Two new lawsuits challenge the federal government's Defense of Marriage Act (DOMA).

DOMA is the 1996 federal law that prohibits federal agencies from recognizing the legal marriages of gay and lesbian couples.

The Boston-based legal group Gay and Lesbian Advocates and Defenders (GLAD) is representing five married gay couples and a widower who have been denied federal benefits because of DOMA. GLAD's lawsuit expands geographically an earlier lawsuit filed in Massachusetts, in which a federal judge ruled a section of the law to be unconstitutional. The Obama administration is appealing the decision.

The new suit, filed in Federal District Court in Connecticut, includes plaintiffs married in Vermont, New Hampshire and Connecticut, expanding the number of states potentially impacted by the ruling. In a short video embedded in the right panel of this page, Mary L. Bonauto of GLAD introduces the plaintiffs.

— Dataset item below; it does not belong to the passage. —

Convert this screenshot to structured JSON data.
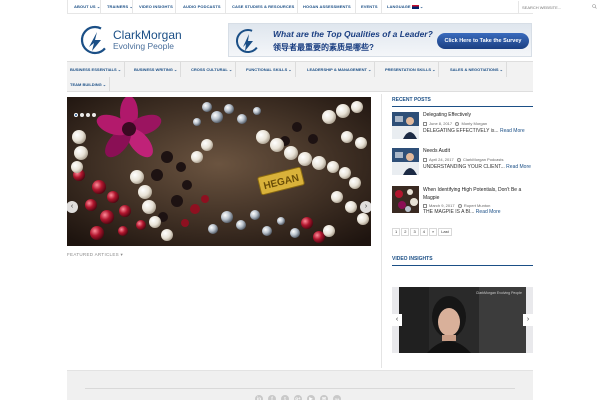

In the second lawsuit, the American Civil Liberties Union is representing a lesbian couple together for 44 years. New Yorkers Edie Windsor and Thea Spyer married in Canada in May 2007. But when Spyer passed away in 2009 after living for decades with multiple sclerosis, the federal government refused to recognize their marriage, forcing Windsor to pay a $350,000 estate tax on Spyer's inheritance.

While gay and lesbian couples cannot legally marry in the Empire State, New York does recognize the marriages of gay couples performed outside its borders, and whether a couple is married for federal purposes ordinarily depends on how the state views the union. DOMA, however, carves out an exception to this rule for gay couples. And whether a state recognizes a gay couple as married or not, the federal government will not.

Both cases narrowly target section 3 of DOMA, which defines marriage as a heterosexual union for federal agencies. The law also allows states to ignore legal gay marriages performed in other states.

While President Barack Obama has called for repeal of the Clinton-era law, his administration has not made it a priority, and neither has Congress. Obama has said he opposes laws that ban gay marriage, specifically California's voter-approved Proposition 8, but he backs civil unions, not marriage, for gay couples. The president, however, recently suggested his position is “evolving.”

Five states and the District of Columbia have legalized gay marriage. But such laws have been aggressively attacked. After legalization in California and Maine, voters repealed the laws. Campaigns to end the institution are actively being pursued in New Hampshire, Iowa and the District of Columbia.